Stuart Adams rounds up the latest news and developments from the fast-changing world of digital assets


The Organisation for Economic Cooperation and Development’s (OECD) Common Reporting Standard (CRS) was adopted in 2014 and was designed to promote tax transparency with respect to financial accounts held abroad. Generally, it requires financial institutions to identify customers who appear to be tax resident outside the country where they hold their accounts and financial products, and annually report account information to its local tax authority. That local tax authority may then share that information with the tax authority where the customer is resident. 

Unlike traditional financial products, cryptoassets can be transferred and held without the intervention of traditional financial institutions, such as banks, and without any central administrator having full visibility on either the transactions carried out or on cryptoasset holdings. Consequently, cryptoassets are not comprehensively covered by the CRS. Further, the crypto market has given rise to a new collection of intermediaries which include exchanges, operators of crypto ATMs, crypto brokers / dealers, and wallet providers, many of which are currently unregulated. The result is that tax authorities do not have adequate visibility on taxable transactions, inhibiting their attempts to curb tax evasion.    

New cryptoasset reporting framework

On 10 October 2022, the OECD published its Crypto-Asset Reporting Framework (CARF), which was prepared on a mandate from the G20. It is a global tax transparency framework for the automatic exchange of information between countries on cryptoassets. 

Subject to carve-outs, the CARF will target any digital representation of value that relies on a cryptographically secured distribution ledger or a similar technology to validate and secure transactions. The CARF will require the automatic exchange of cryptoasset transactions with a taxpayer’s jurisdiction of residence on an annual basis and in a standardised manner like the CRS.  Relevant intermediaries would be obliged to report under the CARF.   

The next stage of the process will see the OECD taking forward its work on the legal and operational instruments (expected to involve a framework of bilateral or multilateral agreements) to facilitate the international exchange of information collected because of the CARF and to ensure its effective and widespread implementation, including the timing for starting exchanges under the CARF. 

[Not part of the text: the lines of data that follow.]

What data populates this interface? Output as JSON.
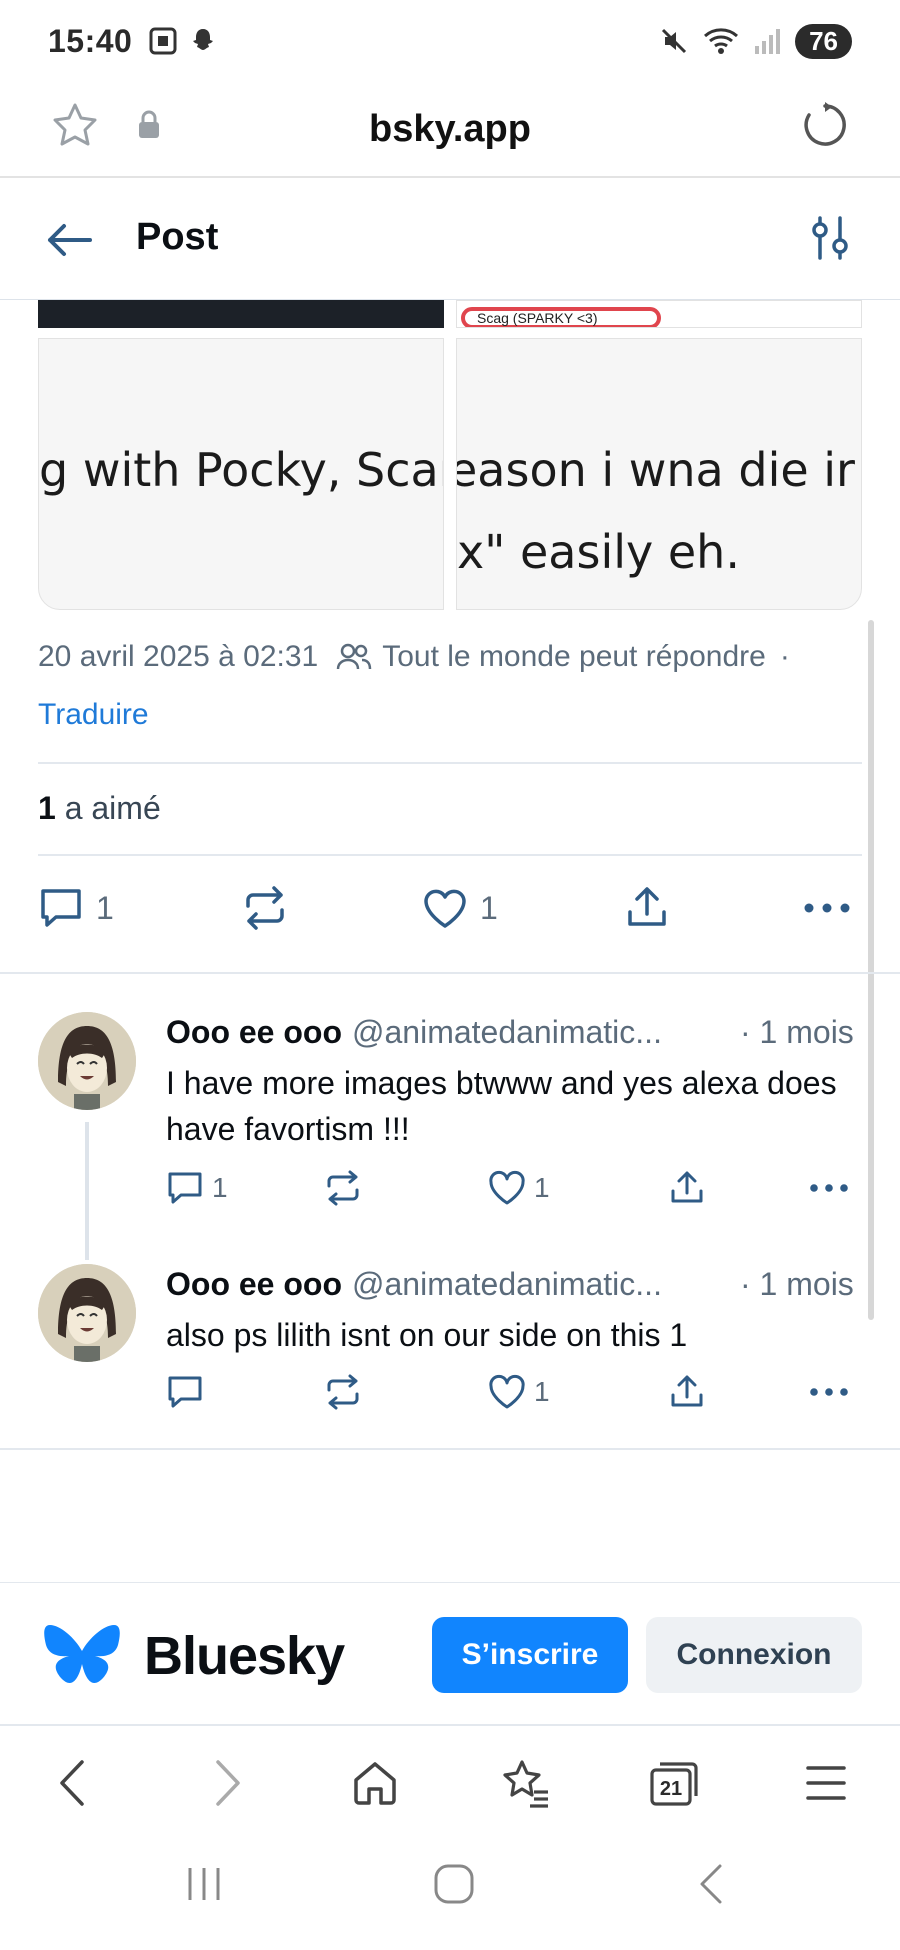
{
  "status_bar": {
    "time": "15:40",
    "battery": "76"
  },
  "browser": {
    "url": "bsky.app",
    "tabs_count": "21"
  },
  "header": {
    "title": "Post"
  },
  "images": {
    "left_text": "g with Pocky, Scarle",
    "right_text_line1": "eason i wna die ir",
    "right_text_line2": "x\" easily eh.",
    "top_right_snippet": "Scag (SPARKY <3)"
  },
  "post": {
    "date": "20 avril 2025 à 02:31",
    "reply_policy": "Tout le monde peut répondre",
    "separator_dot": "·",
    "translate": "Traduire",
    "likes_count": "1",
    "likes_label": "a aimé",
    "replies_count": "1",
    "like_count_bar": "1"
  },
  "replies": [
    {
      "name": "Ooo ee ooo",
      "handle": "@animatedanimatic...",
      "time": "· 1 mois",
      "text": "I have more images btwww and yes alexa does have favortism !!!",
      "reply_count": "1",
      "like_count": "1"
    },
    {
      "name": "Ooo ee ooo",
      "handle": "@animatedanimatic...",
      "time": "· 1 mois",
      "text": "also ps lilith isnt on our side on this 1",
      "reply_count": "",
      "like_count": "1"
    }
  ],
  "banner": {
    "brand": "Bluesky",
    "signup": "S’inscrire",
    "login": "Connexion"
  },
  "colors": {
    "accent": "#1185fe",
    "link": "#1f7ad8",
    "muted": "#5b6b7b"
  }
}
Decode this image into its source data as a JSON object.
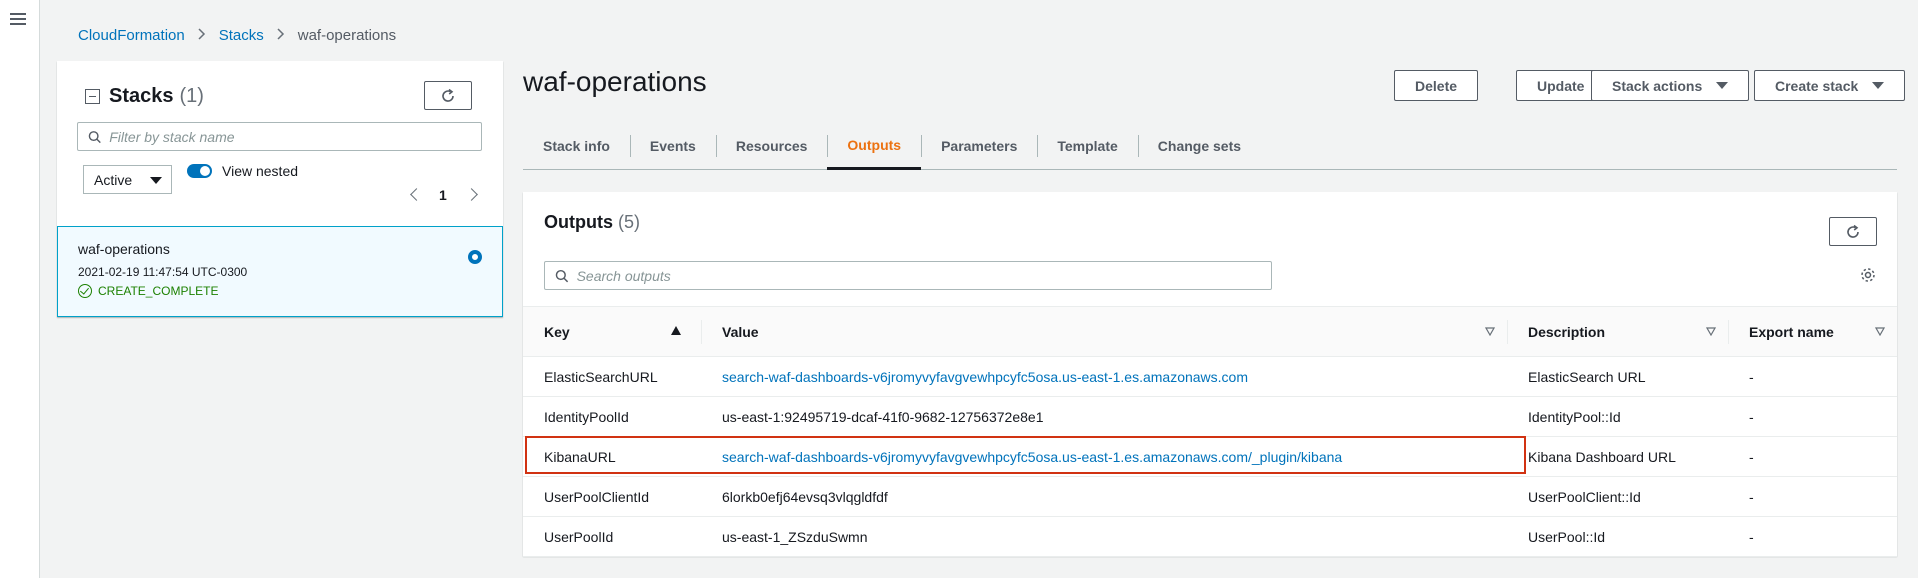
{
  "nav": {
    "menu_icon": "hamburger-menu-icon"
  },
  "breadcrumb": {
    "items": [
      "CloudFormation",
      "Stacks"
    ],
    "current": "waf-operations"
  },
  "stacks_panel": {
    "title": "Stacks",
    "count": "(1)",
    "filter_placeholder": "Filter by stack name",
    "status_filter": "Active",
    "view_nested_label": "View nested",
    "view_nested_on": true,
    "page": "1",
    "stack": {
      "name": "waf-operations",
      "date": "2021-02-19 11:47:54 UTC-0300",
      "status": "CREATE_COMPLETE",
      "status_color": "#1d8102"
    }
  },
  "main": {
    "title": "waf-operations",
    "buttons": {
      "delete": "Delete",
      "update": "Update",
      "stack_actions": "Stack actions",
      "create_stack": "Create stack"
    },
    "tabs": [
      "Stack info",
      "Events",
      "Resources",
      "Outputs",
      "Parameters",
      "Template",
      "Change sets"
    ],
    "active_tab": "Outputs",
    "accent_color": "#ec7211"
  },
  "outputs": {
    "title": "Outputs",
    "count": "(5)",
    "search_placeholder": "Search outputs",
    "columns": [
      "Key",
      "Value",
      "Description",
      "Export name"
    ],
    "rows": [
      {
        "key": "ElasticSearchURL",
        "value": "search-waf-dashboards-v6jromyvyfavgvewhpcyfc5osa.us-east-1.es.amazonaws.com",
        "description": "ElasticSearch URL",
        "export": "-"
      },
      {
        "key": "IdentityPoolId",
        "value": "us-east-1:92495719-dcaf-41f0-9682-12756372e8e1",
        "description": "IdentityPool::Id",
        "export": "-"
      },
      {
        "key": "KibanaURL",
        "value": "search-waf-dashboards-v6jromyvyfavgvewhpcyfc5osa.us-east-1.es.amazonaws.com/_plugin/kibana",
        "description": "Kibana Dashboard URL",
        "export": "-"
      },
      {
        "key": "UserPoolClientId",
        "value": "6lorkb0efj64evsq3vlqgldfdf",
        "description": "UserPoolClient::Id",
        "export": "-"
      },
      {
        "key": "UserPoolId",
        "value": "us-east-1_ZSzduSwmn",
        "description": "UserPool::Id",
        "export": "-"
      }
    ],
    "highlight_color": "#d13212"
  }
}
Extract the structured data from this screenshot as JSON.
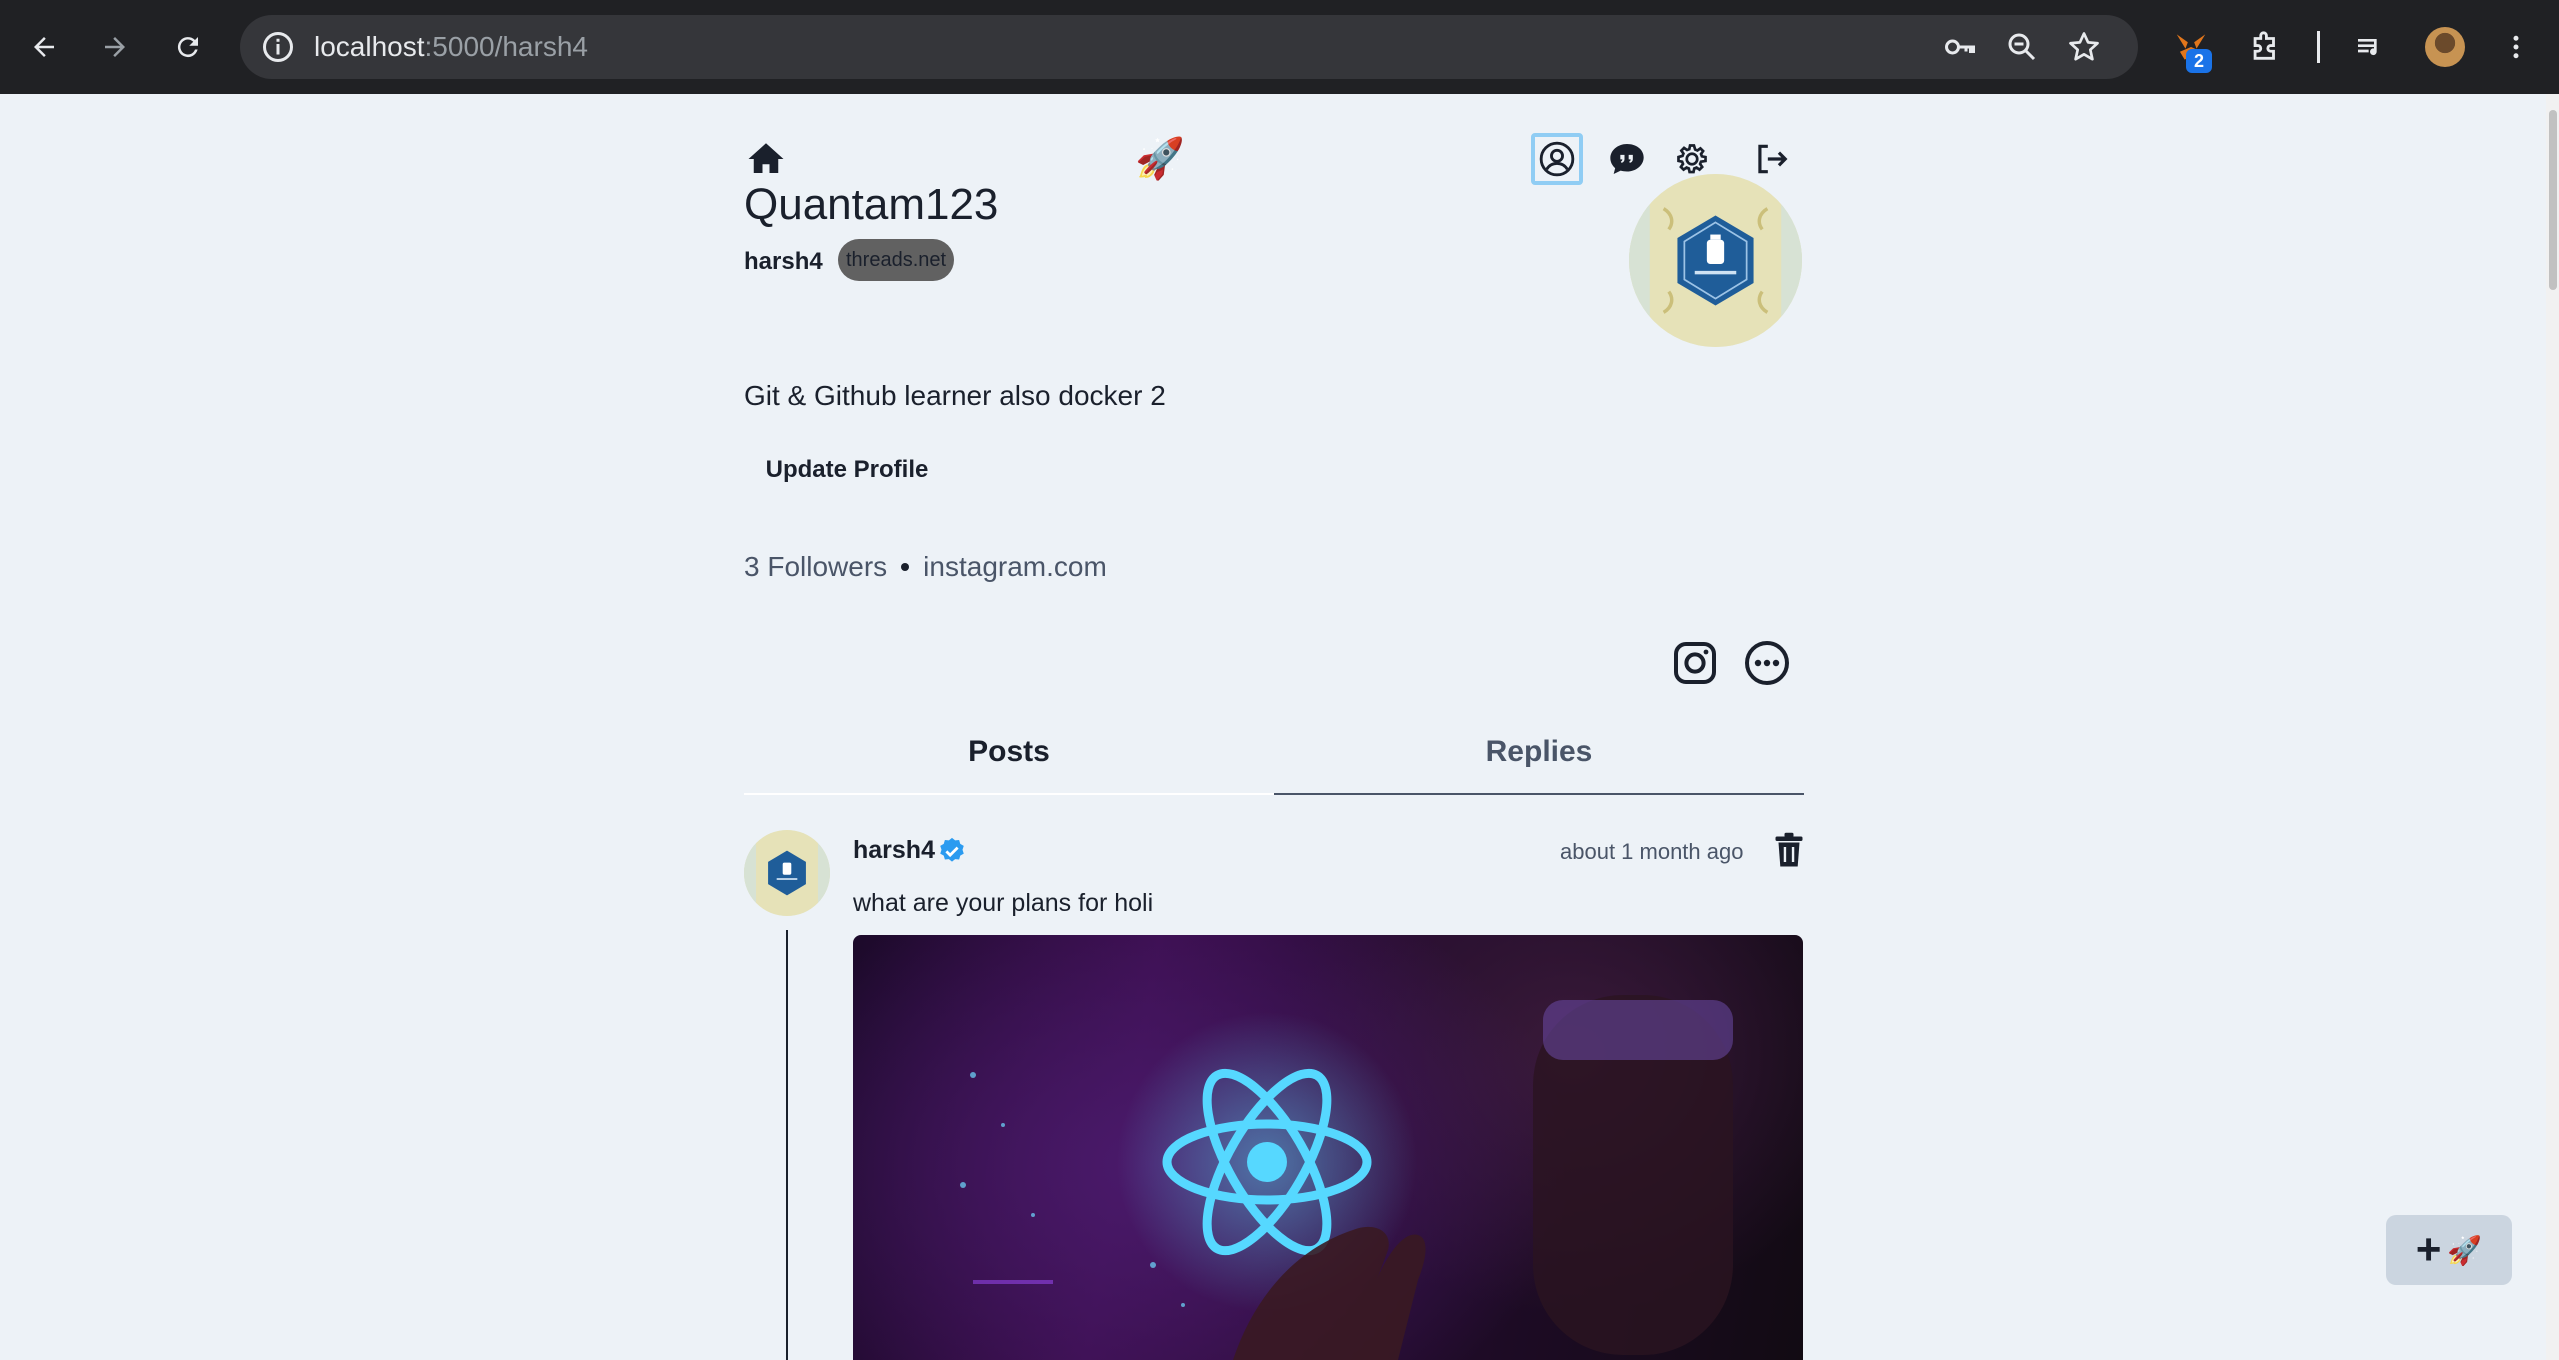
{
  "browser": {
    "url_host": "localhost",
    "url_path": ":5000/harsh4",
    "extension_badge": "2"
  },
  "header": {
    "logo_emoji": "🚀"
  },
  "profile": {
    "display_name": "Quantam123",
    "username": "harsh4",
    "domain_badge": "threads.net",
    "bio": "Git & Github learner also docker 2",
    "update_button": "Update Profile",
    "followers": "3 Followers",
    "link": "instagram.com"
  },
  "tabs": [
    {
      "label": "Posts",
      "active": true
    },
    {
      "label": "Replies",
      "active": false
    }
  ],
  "post": {
    "username": "harsh4",
    "verified": true,
    "time": "about 1 month ago",
    "text": "what are your plans for holi"
  },
  "fab": {
    "emoji": "🚀"
  },
  "colors": {
    "page_bg": "#edf2f7",
    "text": "#1a202c",
    "muted": "#4a5568",
    "accent": "#90cdf4",
    "verified": "#2b9bf0",
    "fab_bg": "#cbd5e0"
  },
  "icons": [
    "back-icon",
    "forward-icon",
    "reload-icon",
    "info-icon",
    "key-icon",
    "zoom-icon",
    "star-icon",
    "metamask-icon",
    "puzzle-icon",
    "media-icon",
    "more-vert-icon",
    "home-icon",
    "user-circle-icon",
    "chat-quote-icon",
    "gear-icon",
    "logout-icon",
    "instagram-icon",
    "more-circle-icon",
    "verified-icon",
    "trash-icon",
    "plus-icon"
  ]
}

It is imperative for intermediaries to be prepared ahead of any new obligations that they might be expected to meet. In that regard, we can help assess the impact on different groups that may be affected. 

Call for evidence on NFTs and the blockchain 

On 4 November 2022, the Digital, Culture, Media and Sport Committee launched an inquiry into the operation, risks, and benefits of non-fungible tokens (NFTs) and blockchain technology. MPs are expected to consider whether NFT investors, especially vulnerable speculators, are put at risk by the market. The inquiry may also investigate the wider benefits that NFTs and blockchain technology could provide the UK economy.   

The inquiry is likely to examine whether more regulation is needed, ahead of a Treasury review.  

The committee published a call for evidence to the inquiry, and asked for written submissions by 6 January 2023 on the following questions: 

  • Is the UK’s light-touch NFT regulation sufficient? 
  • What are the potential harms to vulnerable people of NFT speculation? 
  • Do blockchains offer security to British investors? 
  • What are the potential benefits to individuals and society of NFT speculation? 

Law Commission review on governing law and jurisdiction in respect of digital assets 

On 18 October 2022, the Law Commission of England and Wales announced the launch of a review, sponsored by the Ministry of Justice, on how the rules of private international law on governing law and jurisdiction apply to digital assets and other emerging technology. At the time of writing, the review, Digital Assets: which law, which court?, is at the pre-consultation stage. 

The commission points to the rise of new technologies, which often rely on a distributed technology such as blockchain technology, which has generated several conflict-of-laws issues, leading to legal uncertainty for users, organisations, and governments. For example, which courts have power or jurisdiction to hear a dispute concerning digital assets? This question arises because digital assets are intangible and often distributed, so determining their location or ‘situs’ can be difficult to pinpoint. The commission has identified conflict-of-laws issues in its earlier work on digital assets and electronic trade documents work. This new review will build upon that work and seeks to provide clarity in areas of current uncertainty. 

The Law Commission will aim to develop reform proposals in a public consultation paper, which is due to be published in the second half of 2023.